Train Crash Kills 39 In New York
Automatic Block Signaling is a system that consists of a series of signals that divide a railway line into a series of blocks. It controls the movement of trains between the blocks through automatic signals. This allows trains running in the same direction to follow each other in a safe manner without risk of rear end collision.
On July 4, 1912 at 3.50am a freight train left Elmira, New York with 55 car. It experienced problems and at 4:46am pulled into a siding outside Corning, New York. A coupling broke leaving several cars on the main line. A passenger train behind the disabled freight train came to a halt and sent one of its 2 locomotives to help push the stranded cars onto a siding.
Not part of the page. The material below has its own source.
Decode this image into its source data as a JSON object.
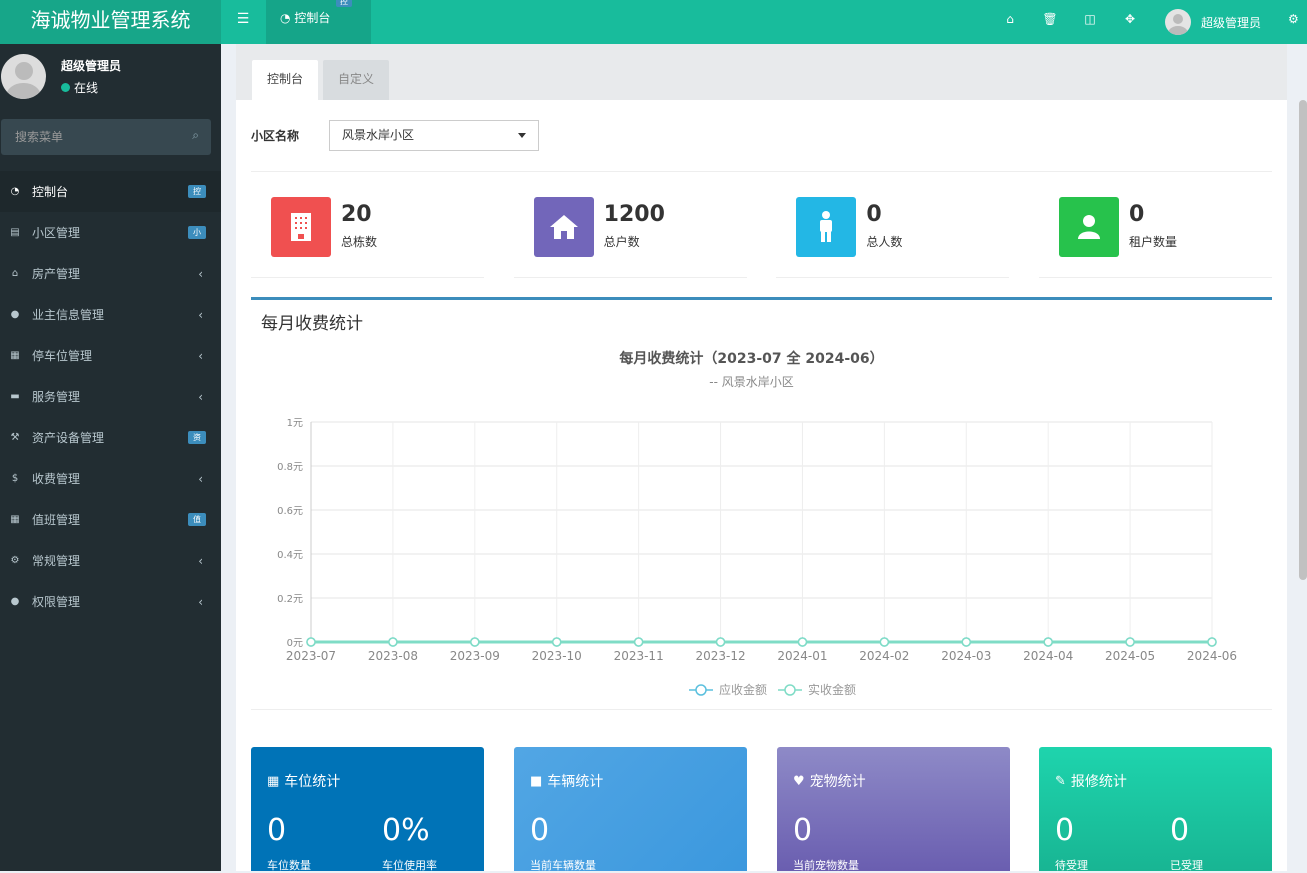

An 8 car mail express train ignored 2 signals and plowed into the back of the halted passenger train at a speed of 60mph. The rear coach was completely destroyed and the next car was telescoped into the third (wooden) car from the end through two-thirds of its length. The mail express cars brought down the telegraph poles on both sides of the track and it was an hour before news of the disaster reached Corning. 39 were killed and 88 injured. Witnesses are reporting that the mail train engineer appeared to be drunk.